EXERCISE: Among the entries, find the lines with the string "item" and report them.
--*--
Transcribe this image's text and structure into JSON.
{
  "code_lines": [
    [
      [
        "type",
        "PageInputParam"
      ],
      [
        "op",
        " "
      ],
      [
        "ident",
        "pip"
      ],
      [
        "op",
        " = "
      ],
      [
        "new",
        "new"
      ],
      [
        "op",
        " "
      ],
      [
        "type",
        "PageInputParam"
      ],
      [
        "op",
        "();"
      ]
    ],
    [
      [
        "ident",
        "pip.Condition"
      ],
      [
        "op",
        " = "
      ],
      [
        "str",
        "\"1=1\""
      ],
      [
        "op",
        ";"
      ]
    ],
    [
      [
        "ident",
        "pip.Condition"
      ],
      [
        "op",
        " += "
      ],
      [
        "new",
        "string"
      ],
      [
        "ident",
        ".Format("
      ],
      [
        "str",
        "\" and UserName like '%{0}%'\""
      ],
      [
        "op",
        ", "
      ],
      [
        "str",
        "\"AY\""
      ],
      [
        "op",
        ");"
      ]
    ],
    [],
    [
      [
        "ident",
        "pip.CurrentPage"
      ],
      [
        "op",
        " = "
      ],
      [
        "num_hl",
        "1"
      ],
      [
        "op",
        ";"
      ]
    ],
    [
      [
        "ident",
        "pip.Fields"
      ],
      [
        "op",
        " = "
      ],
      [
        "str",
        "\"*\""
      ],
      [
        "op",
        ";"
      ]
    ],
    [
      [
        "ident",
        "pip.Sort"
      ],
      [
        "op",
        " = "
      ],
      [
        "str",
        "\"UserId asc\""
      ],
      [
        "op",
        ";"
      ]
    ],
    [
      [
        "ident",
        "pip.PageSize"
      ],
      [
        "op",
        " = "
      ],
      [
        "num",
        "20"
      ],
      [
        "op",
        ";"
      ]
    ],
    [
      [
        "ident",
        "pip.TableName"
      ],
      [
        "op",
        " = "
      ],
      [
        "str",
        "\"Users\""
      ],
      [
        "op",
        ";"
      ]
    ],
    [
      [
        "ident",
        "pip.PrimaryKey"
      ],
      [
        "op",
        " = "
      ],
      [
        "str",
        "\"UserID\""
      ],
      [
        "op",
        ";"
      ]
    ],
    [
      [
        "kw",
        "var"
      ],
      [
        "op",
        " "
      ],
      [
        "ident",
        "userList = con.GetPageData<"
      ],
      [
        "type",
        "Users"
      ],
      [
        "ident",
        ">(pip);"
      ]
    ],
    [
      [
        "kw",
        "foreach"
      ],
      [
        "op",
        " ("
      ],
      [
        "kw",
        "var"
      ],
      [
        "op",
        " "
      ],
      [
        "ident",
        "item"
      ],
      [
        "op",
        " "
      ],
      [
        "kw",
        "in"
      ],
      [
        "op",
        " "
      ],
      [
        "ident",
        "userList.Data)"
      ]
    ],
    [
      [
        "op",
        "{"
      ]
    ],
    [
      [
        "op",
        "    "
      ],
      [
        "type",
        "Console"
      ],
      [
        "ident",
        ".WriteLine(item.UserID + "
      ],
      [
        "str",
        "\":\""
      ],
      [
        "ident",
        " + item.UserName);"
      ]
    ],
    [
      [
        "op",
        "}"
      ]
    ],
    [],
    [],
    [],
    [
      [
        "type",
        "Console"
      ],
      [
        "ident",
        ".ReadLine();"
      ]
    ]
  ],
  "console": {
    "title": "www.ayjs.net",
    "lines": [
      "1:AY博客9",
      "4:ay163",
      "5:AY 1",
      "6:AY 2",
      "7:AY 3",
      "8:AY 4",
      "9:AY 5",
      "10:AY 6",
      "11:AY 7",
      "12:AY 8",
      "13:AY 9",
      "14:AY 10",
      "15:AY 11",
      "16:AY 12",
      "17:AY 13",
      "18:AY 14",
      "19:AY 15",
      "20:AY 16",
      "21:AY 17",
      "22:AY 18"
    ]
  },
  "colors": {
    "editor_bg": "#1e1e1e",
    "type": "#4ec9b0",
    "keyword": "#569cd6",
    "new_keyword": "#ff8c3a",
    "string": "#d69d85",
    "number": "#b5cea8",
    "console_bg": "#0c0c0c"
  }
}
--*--
SOLUTION FOR THIS PROBLEM:
        "item"
        ".WriteLine(item.UserID + "
        " + item.UserName);"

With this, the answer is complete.